Australia’s The Age says that the city state is loosening its famous social pressure to encourage creativity and grow its local art market:
Singapore’s National Arts Council, which funds the festival, says the local arts scene – as measured by the number of performances and exhibition days – has quadrupled since 1997.
With the government trying to attract international productions and loosening constraints on local works, the city’s mainstream venues increasingly stage works with politically or socially charged messages. Even homosexuality – still illegal in Singapore – is a theme in one of the festival’s local works, HERstory, a tribute to the political activism of Singapore’s women in the 1950s and ’60s.

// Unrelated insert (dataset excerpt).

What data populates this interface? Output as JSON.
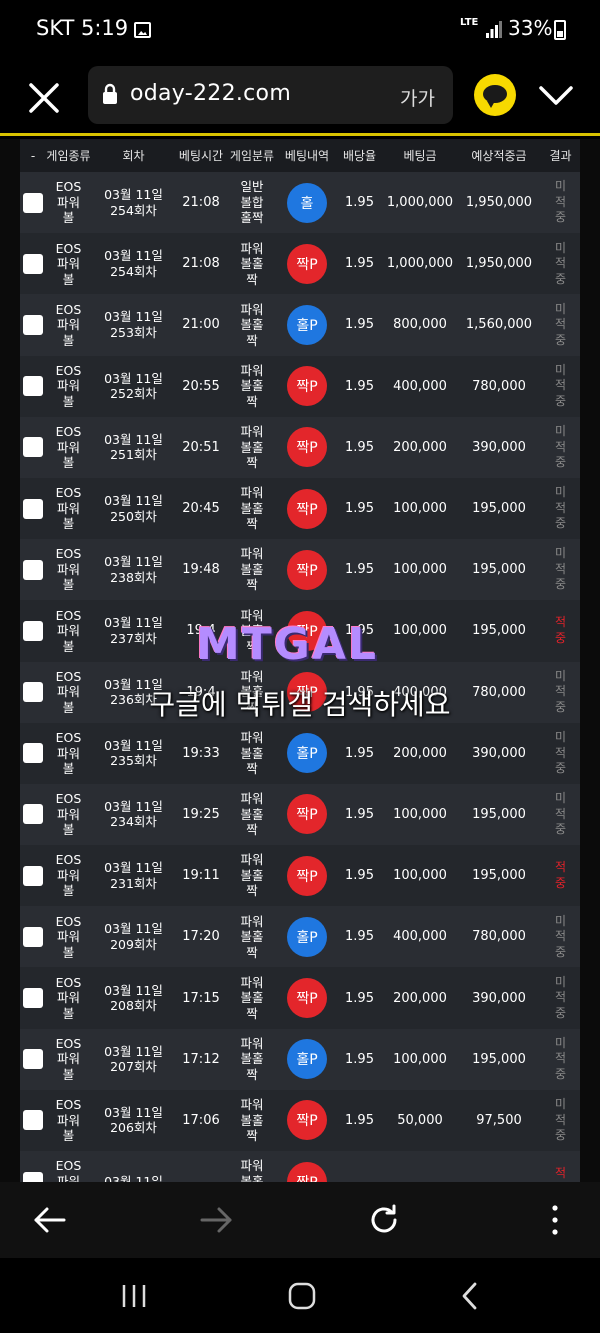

”Over the last three decades there has been many evolutionary shifts of where the festival is heading, depending on the landscape that Singapore is at,” said Low during the last week of the festival, which ended yesterday.